_Work item_.
Word for word, return each entry that follows, with every image removed.

------------------------

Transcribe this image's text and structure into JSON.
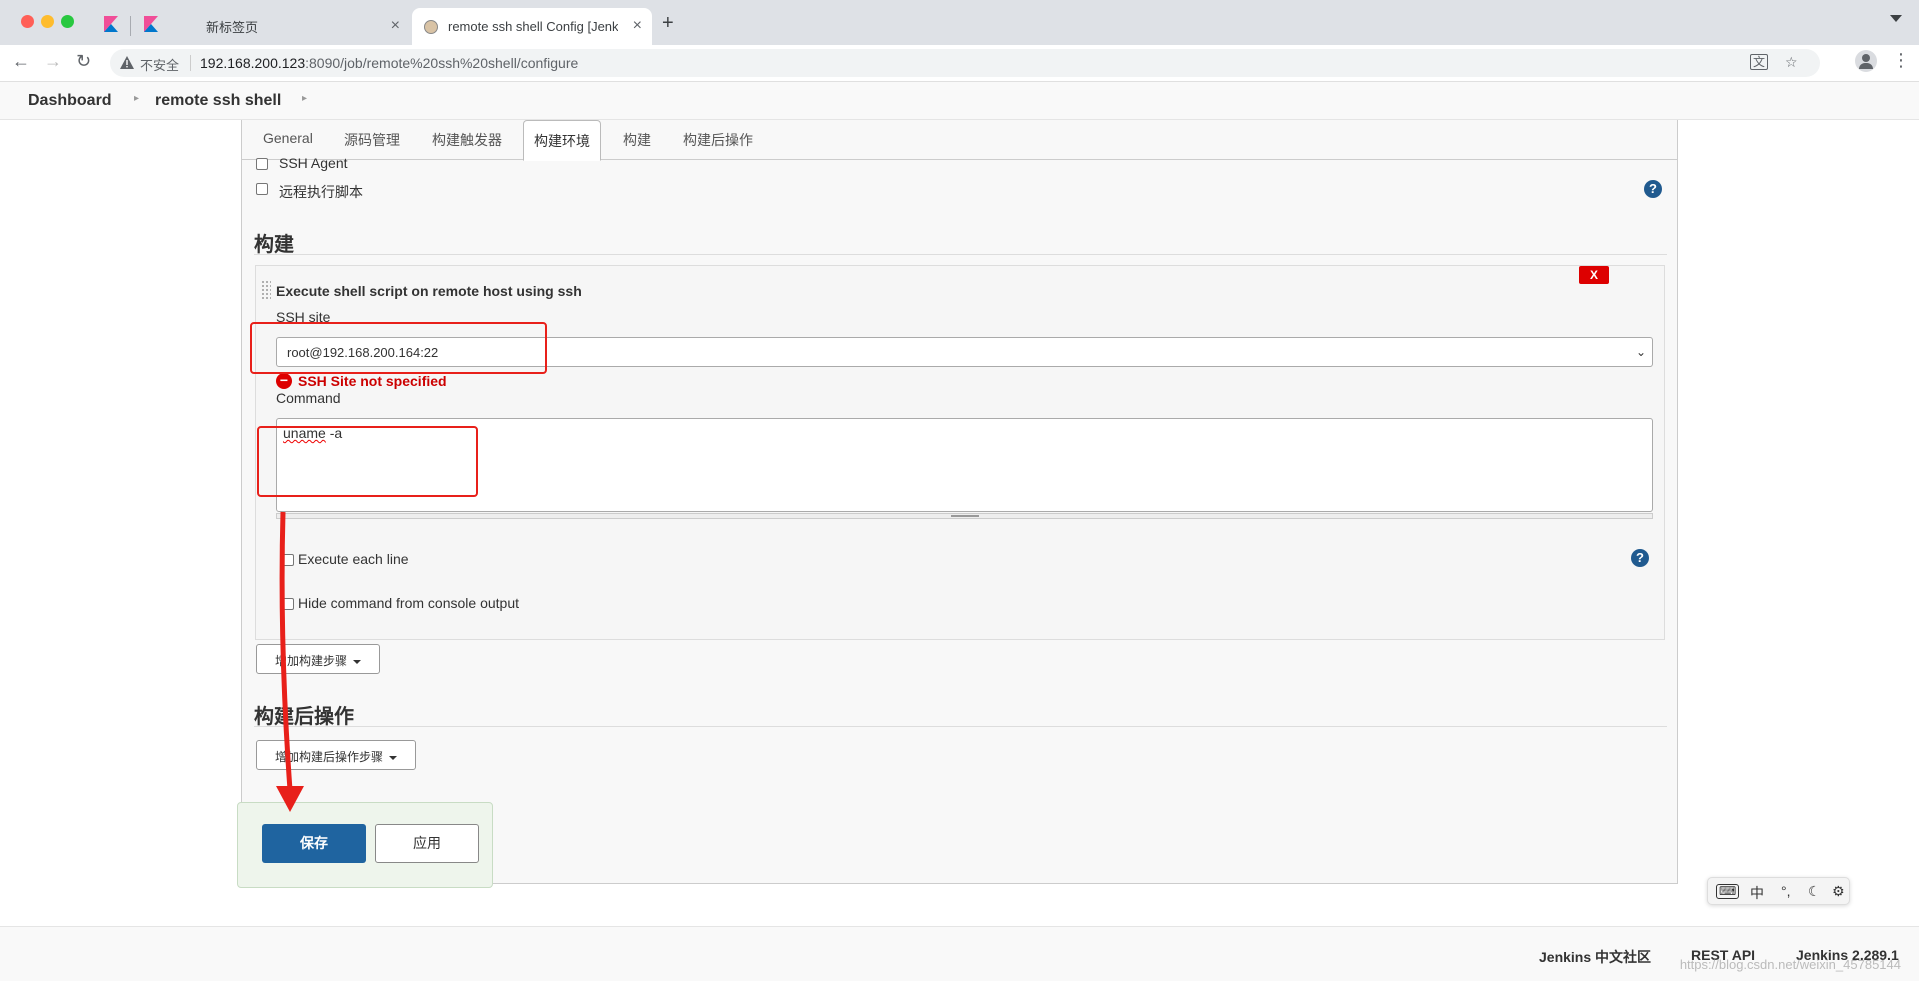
{
  "browser": {
    "tabs": [
      {
        "title": ""
      },
      {
        "title": ""
      },
      {
        "title": "新标签页"
      },
      {
        "title": "remote ssh shell Config [Jenkins]"
      }
    ],
    "new_tab": "+",
    "security_label": "不安全",
    "url_host": "192.168.200.123",
    "url_rest": ":8090/job/remote%20ssh%20shell/configure"
  },
  "breadcrumb": {
    "items": [
      "Dashboard",
      "remote ssh shell"
    ]
  },
  "config_tabs": [
    "General",
    "源码管理",
    "构建触发器",
    "构建环境",
    "构建",
    "构建后操作"
  ],
  "build_env": {
    "options": [
      "SSH Agent",
      "远程执行脚本"
    ]
  },
  "build_section": {
    "title": "构建",
    "step": {
      "title": "Execute shell script on remote host using ssh",
      "delete_label": "X",
      "ssh_site_label": "SSH site",
      "ssh_site_value": "root@192.168.200.164:22",
      "error": "SSH Site not specified",
      "command_label": "Command",
      "command_word": "uname",
      "command_rest": " -a",
      "execute_each_line": "Execute each line",
      "hide_command": "Hide command from console output"
    },
    "add_step_button": "增加构建步骤"
  },
  "post_build_section": {
    "title": "构建后操作",
    "add_step_button": "增加构建后操作步骤"
  },
  "actions": {
    "save": "保存",
    "apply": "应用"
  },
  "footer": {
    "links": [
      "Jenkins 中文社区",
      "REST API",
      "Jenkins 2.289.1"
    ],
    "watermark": "https://blog.csdn.net/weixin_45785144"
  },
  "ime": {
    "mode": "中"
  },
  "colors": {
    "primary_button": "#1f64a0",
    "error_red": "#cc0000",
    "annotation_red": "#e8201a",
    "help_blue": "#205a8f"
  }
}
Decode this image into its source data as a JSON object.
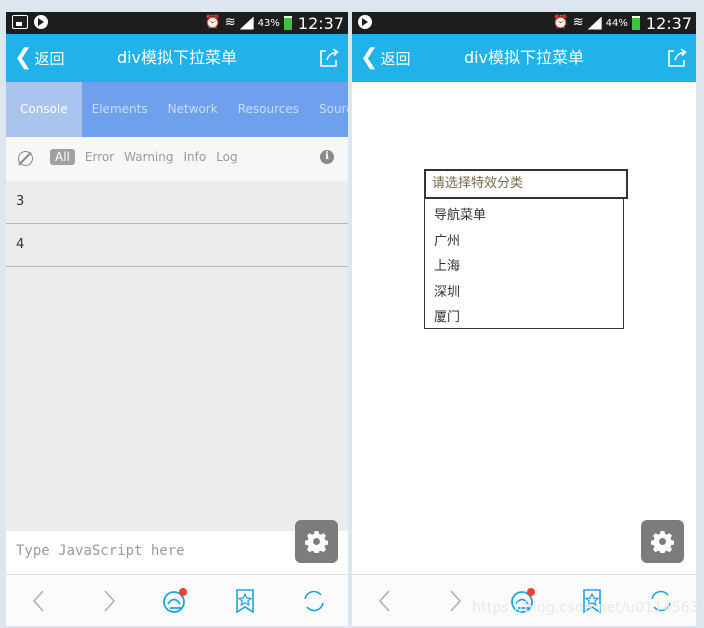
{
  "status_left": {
    "battery_percent": "43%",
    "time": "12:37"
  },
  "status_right": {
    "battery_percent": "44%",
    "time": "12:37"
  },
  "header": {
    "back_label": "返回",
    "title": "div模拟下拉菜单"
  },
  "devtools": {
    "tabs": [
      "Console",
      "Elements",
      "Network",
      "Resources",
      "Sourc"
    ],
    "active_tab": "Console",
    "filters": [
      "All",
      "Error",
      "Warning",
      "Info",
      "Log"
    ],
    "active_filter": "All",
    "logs": [
      "3",
      "4"
    ],
    "input_placeholder": "Type JavaScript here"
  },
  "dropdown": {
    "placeholder": "请选择特效分类",
    "options": [
      "导航菜单",
      "广州",
      "上海",
      "深圳",
      "厦门"
    ]
  },
  "icons": {
    "back": "chevron-left-icon",
    "forward": "chevron-right-icon",
    "home": "home-icon",
    "bookmark": "bookmark-star-icon",
    "refresh": "refresh-icon",
    "settings": "gear-icon",
    "share": "share-icon"
  },
  "colors": {
    "header_bg": "#20b2e8",
    "tabs_bg": "#6fa0ee",
    "active_tab_bg": "#a9c4ee",
    "icon_blue": "#1ea4dc",
    "notification": "#e8452c"
  },
  "watermark": "https://blog.csdn.net/u011456337"
}
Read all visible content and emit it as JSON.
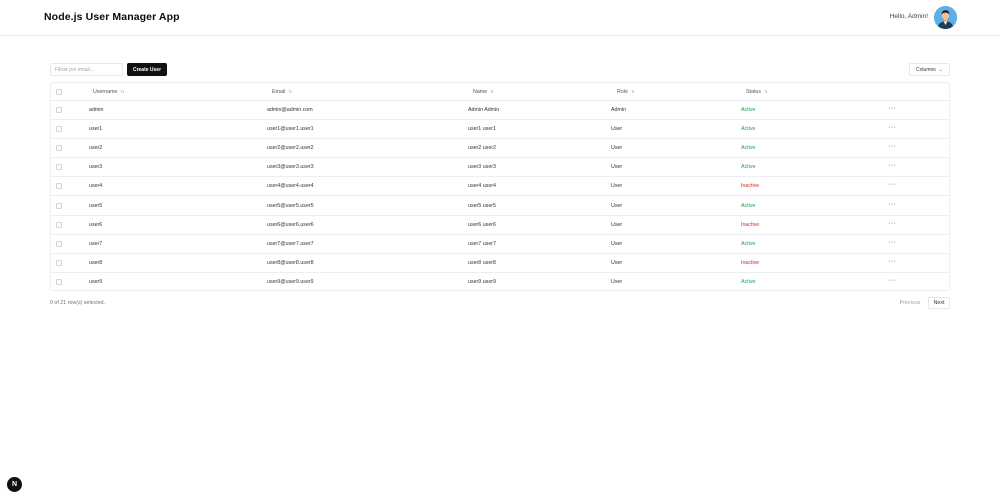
{
  "header": {
    "title": "Node.js User Manager App",
    "greeting": "Hello, Admin!",
    "avatar_icon": "user-avatar"
  },
  "toolbar": {
    "filter_placeholder": "Filtrar por email...",
    "create_label": "Create User",
    "columns_label": "Columns"
  },
  "table": {
    "headers": {
      "username": "Username",
      "email": "Email",
      "name": "Name",
      "role": "Role",
      "status": "Status"
    },
    "rows": [
      {
        "username": "admin",
        "email": "admin@admin.com",
        "name": "Admin Admin",
        "role": "Admin",
        "status": "Active"
      },
      {
        "username": "user1",
        "email": "user1@user1.user1",
        "name": "user1 user1",
        "role": "User",
        "status": "Active"
      },
      {
        "username": "user2",
        "email": "user2@user2.user2",
        "name": "user2 user2",
        "role": "User",
        "status": "Active"
      },
      {
        "username": "user3",
        "email": "user3@user3.user3",
        "name": "user3 user3",
        "role": "User",
        "status": "Active"
      },
      {
        "username": "user4",
        "email": "user4@user4.user4",
        "name": "user4 user4",
        "role": "User",
        "status": "Inactive"
      },
      {
        "username": "user5",
        "email": "user5@user5.user5",
        "name": "user5 user5",
        "role": "User",
        "status": "Active"
      },
      {
        "username": "user6",
        "email": "user6@user6.user6",
        "name": "user6 user6",
        "role": "User",
        "status": "Inactive"
      },
      {
        "username": "user7",
        "email": "user7@user7.user7",
        "name": "user7 user7",
        "role": "User",
        "status": "Active"
      },
      {
        "username": "user8",
        "email": "user8@user8.user8",
        "name": "user8 user8",
        "role": "User",
        "status": "Inactive"
      },
      {
        "username": "user9",
        "email": "user9@user9.user9",
        "name": "user9 user9",
        "role": "User",
        "status": "Active"
      }
    ]
  },
  "footer": {
    "selected_text": "0 of 21 row(s) selected.",
    "previous_label": "Previous",
    "next_label": "Next"
  },
  "badge": {
    "letter": "N"
  },
  "colors": {
    "active": "#16a34a",
    "inactive": "#dc2626",
    "primary_button": "#111111"
  }
}
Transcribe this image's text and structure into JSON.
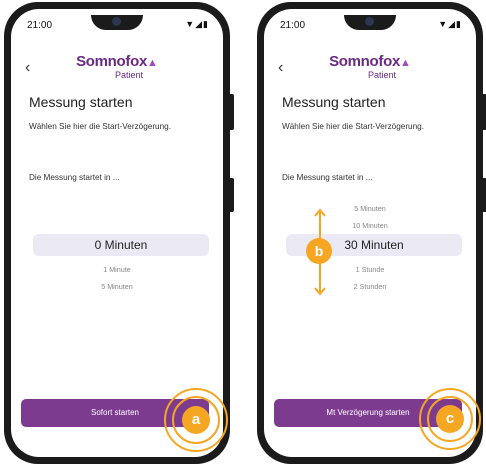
{
  "status": {
    "time": "21:00",
    "icons": "▼◢▮"
  },
  "logo": {
    "name": "Somnofox",
    "sub": "Patient"
  },
  "back_icon": "chevron-left-icon",
  "left_screen": {
    "title": "Messung starten",
    "description": "Wählen Sie hier die Start-Verzögerung.",
    "prompt": "Die Messung startet in ...",
    "selected": "0 Minuten",
    "below": [
      "1 Minute",
      "5 Minuten"
    ],
    "button": "Sofort starten",
    "badge": "a"
  },
  "right_screen": {
    "title": "Messung starten",
    "description": "Wählen Sie hier die Start-Verzögerung.",
    "prompt": "Die Messung startet in ...",
    "above": [
      "5 Minuten",
      "10 Minuten"
    ],
    "selected": "30 Minuten",
    "below": [
      "1 Stunde",
      "2 Stunden"
    ],
    "button": "Mt Verzögerung starten",
    "badge_scroll": "b",
    "badge": "c"
  },
  "colors": {
    "brand": "#7c3b8f",
    "accent": "#f5a623",
    "picker_bg": "#ebe9f3"
  }
}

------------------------

_Answer section_.
Transcribe this image's text and structure into JSON.
{
  "browser": {
    "tabs": [
      {
        "title": ""
      },
      {
        "title": ""
      },
      {
        "title": "新标签页"
      },
      {
        "title": "remote ssh shell Config [Jenkins]"
      }
    ],
    "new_tab": "+",
    "security_label": "不安全",
    "url_host": "192.168.200.123",
    "url_rest": ":8090/job/remote%20ssh%20shell/configure"
  },
  "breadcrumb": {
    "items": [
      "Dashboard",
      "remote ssh shell"
    ]
  },
  "config_tabs": [
    "General",
    "源码管理",
    "构建触发器",
    "构建环境",
    "构建",
    "构建后操作"
  ],
  "build_env": {
    "options": [
      "SSH Agent",
      "远程执行脚本"
    ]
  },
  "build_section": {
    "title": "构建",
    "step": {
      "title": "Execute shell script on remote host using ssh",
      "delete_label": "X",
      "ssh_site_label": "SSH site",
      "ssh_site_value": "root@192.168.200.164:22",
      "error": "SSH Site not specified",
      "command_label": "Command",
      "command_word": "uname",
      "command_rest": " -a",
      "execute_each_line": "Execute each line",
      "hide_command": "Hide command from console output"
    },
    "add_step_button": "增加构建步骤"
  },
  "post_build_section": {
    "title": "构建后操作",
    "add_step_button": "增加构建后操作步骤"
  },
  "actions": {
    "save": "保存",
    "apply": "应用"
  },
  "footer": {
    "links": [
      "Jenkins 中文社区",
      "REST API",
      "Jenkins 2.289.1"
    ],
    "watermark": "https://blog.csdn.net/weixin_45785144"
  },
  "ime": {
    "mode": "中"
  },
  "colors": {
    "primary_button": "#1f64a0",
    "error_red": "#cc0000",
    "annotation_red": "#e8201a",
    "help_blue": "#205a8f"
  }
}
Decode this image into its source data as a JSON object.
{
  "status_left": {
    "battery_percent": "43%",
    "time": "12:37"
  },
  "status_right": {
    "battery_percent": "44%",
    "time": "12:37"
  },
  "header": {
    "back_label": "返回",
    "title": "div模拟下拉菜单"
  },
  "devtools": {
    "tabs": [
      "Console",
      "Elements",
      "Network",
      "Resources",
      "Sourc"
    ],
    "active_tab": "Console",
    "filters": [
      "All",
      "Error",
      "Warning",
      "Info",
      "Log"
    ],
    "active_filter": "All",
    "logs": [
      "3",
      "4"
    ],
    "input_placeholder": "Type JavaScript here"
  },
  "dropdown": {
    "placeholder": "请选择特效分类",
    "options": [
      "导航菜单",
      "广州",
      "上海",
      "深圳",
      "厦门"
    ]
  },
  "icons": {
    "back": "chevron-left-icon",
    "forward": "chevron-right-icon",
    "home": "home-icon",
    "bookmark": "bookmark-star-icon",
    "refresh": "refresh-icon",
    "settings": "gear-icon",
    "share": "share-icon"
  },
  "colors": {
    "header_bg": "#20b2e8",
    "tabs_bg": "#6fa0ee",
    "active_tab_bg": "#a9c4ee",
    "icon_blue": "#1ea4dc",
    "notification": "#e8452c"
  },
  "watermark": "https://blog.csdn.net/u011456337"
}
Read all visible content and emit it as JSON.
{
  "header": {
    "title": "Node.js User Manager App",
    "greeting": "Hello, Admin!",
    "avatar_icon": "user-avatar"
  },
  "toolbar": {
    "filter_placeholder": "Filtrar por email...",
    "create_label": "Create User",
    "columns_label": "Columns"
  },
  "table": {
    "headers": {
      "username": "Username",
      "email": "Email",
      "name": "Name",
      "role": "Role",
      "status": "Status"
    },
    "rows": [
      {
        "username": "admin",
        "email": "admin@admin.com",
        "name": "Admin Admin",
        "role": "Admin",
        "status": "Active"
      },
      {
        "username": "user1",
        "email": "user1@user1.user1",
        "name": "user1 user1",
        "role": "User",
        "status": "Active"
      },
      {
        "username": "user2",
        "email": "user2@user2.user2",
        "name": "user2 user2",
        "role": "User",
        "status": "Active"
      },
      {
        "username": "user3",
        "email": "user3@user3.user3",
        "name": "user3 user3",
        "role": "User",
        "status": "Active"
      },
      {
        "username": "user4",
        "email": "user4@user4.user4",
        "name": "user4 user4",
        "role": "User",
        "status": "Inactive"
      },
      {
        "username": "user5",
        "email": "user5@user5.user5",
        "name": "user5 user5",
        "role": "User",
        "status": "Active"
      },
      {
        "username": "user6",
        "email": "user6@user6.user6",
        "name": "user6 user6",
        "role": "User",
        "status": "Inactive"
      },
      {
        "username": "user7",
        "email": "user7@user7.user7",
        "name": "user7 user7",
        "role": "User",
        "status": "Active"
      },
      {
        "username": "user8",
        "email": "user8@user8.user8",
        "name": "user8 user8",
        "role": "User",
        "status": "Inactive"
      },
      {
        "username": "user9",
        "email": "user9@user9.user9",
        "name": "user9 user9",
        "role": "User",
        "status": "Active"
      }
    ]
  },
  "footer": {
    "selected_text": "0 of 21 row(s) selected.",
    "previous_label": "Previous",
    "next_label": "Next"
  },
  "badge": {
    "letter": "N"
  },
  "colors": {
    "active": "#16a34a",
    "inactive": "#dc2626",
    "primary_button": "#111111"
  }
}
Transcribe this image's text and structure into JSON.
{
  "status": {
    "time": "21:00",
    "icons": "▼◢▮"
  },
  "logo": {
    "name": "Somnofox",
    "sub": "Patient"
  },
  "back_icon": "chevron-left-icon",
  "left_screen": {
    "title": "Messung starten",
    "description": "Wählen Sie hier die Start-Verzögerung.",
    "prompt": "Die Messung startet in ...",
    "selected": "0 Minuten",
    "below": [
      "1 Minute",
      "5 Minuten"
    ],
    "button": "Sofort starten",
    "badge": "a"
  },
  "right_screen": {
    "title": "Messung starten",
    "description": "Wählen Sie hier die Start-Verzögerung.",
    "prompt": "Die Messung startet in ...",
    "above": [
      "5 Minuten",
      "10 Minuten"
    ],
    "selected": "30 Minuten",
    "below": [
      "1 Stunde",
      "2 Stunden"
    ],
    "button": "Mt Verzögerung starten",
    "badge_scroll": "b",
    "badge": "c"
  },
  "colors": {
    "brand": "#7c3b8f",
    "accent": "#f5a623",
    "picker_bg": "#ebe9f3"
  }
}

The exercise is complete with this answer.